With ‘Reverse Selfie,’ Dove is again tackling the pervasive problem of digital distortion

Who: Dove Canada, with Ogilvy for creative (led out of the U.K.), Edelman for PR and Mindshare for media.

What: “Reverse selfie,” a contemporary update of the brand’s wildly successful—and influential—2006 Canadian spot “Dove Evolution”—a double Grand Prix winner in Cannes that remains one of the hallmark advertisements in Dove’s ongoing “Campaign for Real Beauty” 15 years after its debut.

When & Where: The campaign is running nationally, targeting women 25-54 through a mix of channels including TV and social (Facebook, Instagram, YouTube and TikTok). “It’s important for us to have our audience interact with our content on the channels the issues are occurring on most,” said Ashley Boyce, marketing manager, skin cleansing and Dove masterbrand.
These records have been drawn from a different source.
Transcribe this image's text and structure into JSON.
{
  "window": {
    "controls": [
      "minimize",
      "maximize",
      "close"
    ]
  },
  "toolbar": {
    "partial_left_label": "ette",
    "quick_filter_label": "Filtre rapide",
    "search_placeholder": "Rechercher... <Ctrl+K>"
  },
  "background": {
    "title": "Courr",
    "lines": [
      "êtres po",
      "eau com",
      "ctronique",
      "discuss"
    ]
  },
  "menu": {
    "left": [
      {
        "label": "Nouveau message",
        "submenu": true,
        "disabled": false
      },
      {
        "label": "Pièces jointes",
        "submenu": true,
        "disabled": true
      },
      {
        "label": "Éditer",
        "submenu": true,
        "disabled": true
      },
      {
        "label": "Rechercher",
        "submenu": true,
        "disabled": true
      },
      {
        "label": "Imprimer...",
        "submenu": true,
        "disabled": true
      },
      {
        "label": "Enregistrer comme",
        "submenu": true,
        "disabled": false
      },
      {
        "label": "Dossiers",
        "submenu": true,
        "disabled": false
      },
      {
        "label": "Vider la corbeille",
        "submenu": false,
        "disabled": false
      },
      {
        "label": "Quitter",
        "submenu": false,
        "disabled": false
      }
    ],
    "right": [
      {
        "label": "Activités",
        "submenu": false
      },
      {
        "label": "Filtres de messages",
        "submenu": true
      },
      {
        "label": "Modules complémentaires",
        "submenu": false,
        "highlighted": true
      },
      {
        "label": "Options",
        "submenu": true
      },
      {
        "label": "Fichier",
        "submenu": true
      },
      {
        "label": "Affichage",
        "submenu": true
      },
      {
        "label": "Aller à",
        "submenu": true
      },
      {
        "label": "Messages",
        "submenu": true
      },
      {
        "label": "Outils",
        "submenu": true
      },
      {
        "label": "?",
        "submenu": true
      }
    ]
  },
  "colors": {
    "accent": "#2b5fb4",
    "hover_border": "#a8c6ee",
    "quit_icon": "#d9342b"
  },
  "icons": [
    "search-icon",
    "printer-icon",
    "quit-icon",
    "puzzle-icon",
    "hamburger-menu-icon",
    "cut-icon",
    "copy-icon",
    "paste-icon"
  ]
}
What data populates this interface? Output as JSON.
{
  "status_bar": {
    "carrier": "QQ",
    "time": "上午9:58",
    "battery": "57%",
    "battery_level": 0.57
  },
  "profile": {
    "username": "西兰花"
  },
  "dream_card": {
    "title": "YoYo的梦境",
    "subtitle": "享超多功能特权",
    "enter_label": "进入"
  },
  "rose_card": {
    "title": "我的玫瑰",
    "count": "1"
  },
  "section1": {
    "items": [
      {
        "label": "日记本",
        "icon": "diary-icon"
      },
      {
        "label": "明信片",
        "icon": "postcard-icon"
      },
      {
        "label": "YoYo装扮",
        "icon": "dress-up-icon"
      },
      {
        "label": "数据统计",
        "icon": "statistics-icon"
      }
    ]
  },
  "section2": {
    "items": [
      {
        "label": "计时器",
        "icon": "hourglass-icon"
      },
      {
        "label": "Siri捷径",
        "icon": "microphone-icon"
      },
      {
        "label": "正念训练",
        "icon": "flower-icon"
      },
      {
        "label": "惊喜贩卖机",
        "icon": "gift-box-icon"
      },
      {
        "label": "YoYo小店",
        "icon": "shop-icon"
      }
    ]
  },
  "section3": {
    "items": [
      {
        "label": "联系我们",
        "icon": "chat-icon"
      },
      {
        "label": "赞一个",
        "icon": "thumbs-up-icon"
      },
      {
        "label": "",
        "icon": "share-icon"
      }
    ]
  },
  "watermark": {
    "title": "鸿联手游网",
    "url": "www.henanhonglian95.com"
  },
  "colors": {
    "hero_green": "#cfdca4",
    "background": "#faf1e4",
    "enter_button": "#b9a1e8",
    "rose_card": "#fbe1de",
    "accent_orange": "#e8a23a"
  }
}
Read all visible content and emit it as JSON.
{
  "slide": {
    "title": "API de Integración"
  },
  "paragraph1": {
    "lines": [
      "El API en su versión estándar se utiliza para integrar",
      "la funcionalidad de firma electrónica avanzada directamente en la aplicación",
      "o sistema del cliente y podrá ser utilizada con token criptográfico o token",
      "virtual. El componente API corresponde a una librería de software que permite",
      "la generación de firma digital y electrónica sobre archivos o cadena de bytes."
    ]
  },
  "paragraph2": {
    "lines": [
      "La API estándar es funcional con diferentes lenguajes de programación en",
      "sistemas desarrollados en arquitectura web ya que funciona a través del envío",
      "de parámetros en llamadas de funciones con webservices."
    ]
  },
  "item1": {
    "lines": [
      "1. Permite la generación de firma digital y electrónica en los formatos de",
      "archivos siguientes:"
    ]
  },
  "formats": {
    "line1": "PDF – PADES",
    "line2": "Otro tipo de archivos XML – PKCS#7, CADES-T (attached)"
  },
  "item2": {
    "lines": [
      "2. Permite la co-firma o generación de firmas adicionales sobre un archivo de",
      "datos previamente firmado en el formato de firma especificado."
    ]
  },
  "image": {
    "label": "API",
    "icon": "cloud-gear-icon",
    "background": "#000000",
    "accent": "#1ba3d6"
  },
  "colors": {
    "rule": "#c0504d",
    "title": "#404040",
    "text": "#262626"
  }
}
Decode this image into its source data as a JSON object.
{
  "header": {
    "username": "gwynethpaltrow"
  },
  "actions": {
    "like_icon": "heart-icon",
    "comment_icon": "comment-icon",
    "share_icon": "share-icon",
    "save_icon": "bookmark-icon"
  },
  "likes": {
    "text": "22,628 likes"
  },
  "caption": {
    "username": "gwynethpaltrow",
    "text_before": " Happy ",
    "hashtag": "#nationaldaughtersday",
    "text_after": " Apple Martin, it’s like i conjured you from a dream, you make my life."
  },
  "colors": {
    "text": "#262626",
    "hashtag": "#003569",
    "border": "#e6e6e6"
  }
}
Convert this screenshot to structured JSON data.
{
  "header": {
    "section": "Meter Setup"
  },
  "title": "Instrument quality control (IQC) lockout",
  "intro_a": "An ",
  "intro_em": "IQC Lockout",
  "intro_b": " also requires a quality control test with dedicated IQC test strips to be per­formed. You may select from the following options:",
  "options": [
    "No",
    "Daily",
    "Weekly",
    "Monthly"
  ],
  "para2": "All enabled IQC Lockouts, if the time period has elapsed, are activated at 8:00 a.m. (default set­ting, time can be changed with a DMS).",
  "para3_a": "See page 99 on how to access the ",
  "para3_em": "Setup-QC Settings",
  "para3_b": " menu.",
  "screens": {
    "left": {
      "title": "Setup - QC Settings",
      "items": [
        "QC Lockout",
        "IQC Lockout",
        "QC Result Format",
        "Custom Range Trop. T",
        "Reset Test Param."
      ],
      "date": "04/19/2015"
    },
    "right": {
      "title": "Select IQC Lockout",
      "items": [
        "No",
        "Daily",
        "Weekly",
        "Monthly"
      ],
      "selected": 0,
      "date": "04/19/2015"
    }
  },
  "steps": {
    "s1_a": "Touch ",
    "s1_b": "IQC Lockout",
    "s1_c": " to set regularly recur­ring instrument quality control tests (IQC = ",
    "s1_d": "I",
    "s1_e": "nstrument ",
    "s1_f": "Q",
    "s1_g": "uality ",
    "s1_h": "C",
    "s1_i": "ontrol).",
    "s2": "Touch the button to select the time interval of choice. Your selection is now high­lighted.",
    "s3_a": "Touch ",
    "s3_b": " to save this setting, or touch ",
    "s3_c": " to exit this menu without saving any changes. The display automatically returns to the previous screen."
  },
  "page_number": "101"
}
Why: Because even though awareness of photo manipulation has grown in the years since “Dove Evolution,” young women are still bombarded with images presenting unrealistic depictions of beauty. The tools used to create those were once available exclusively to professionals, but they are now readily available to anyone with an Instagram account.

According to research from the Dove Self-Esteem Project, 80% of Canadian girls have downloaded a filter or used an app to change how they look in photos by the age of 13; more than two-thirds (67%) try to hide or change at least one body part or feature before posting a picture, and 37% of Canadian girls say they don’t look good enough without some form of photo editing.

How: The dialogue-free spot plays backwards from a young woman’s Instagram post (which elicits responses like “OMG you look amazing!!!”) through all of the steps she took to attain that perfect look—from using easily obtainable photo editing tools to make her hair fuller, and change the shape of features like her lips and chin, and using various makeup products like eyeliner and lip gloss.

The spot concludes by showing viewers a young girl who bears little resemblance to the young adult we see in the final photo, accompanied by a super reading “The pressure of social media is hurting our girls’ self-esteem,” while noting that increased screen time during the pandemic has exacerbated the situation.

The creative urges parents to have the “Selfie Talk” with their kids, and directs to a dedicated section of the Dove website housing a “Confidence Kit” consisting of a resource guide for both parents and teachers.

And we quote: “It’s disheartening to learn how large a problem the confidence crisis has become in Canada, with 37% of girls saying they don’t look good enough without any photo editing. We need to support the next generation and make them feel confident in who they are and how they look without a filter or photo editing app.” —Ashley Boyce, marketing manager, skin cleansing and Dove masterbrand

Chris Powell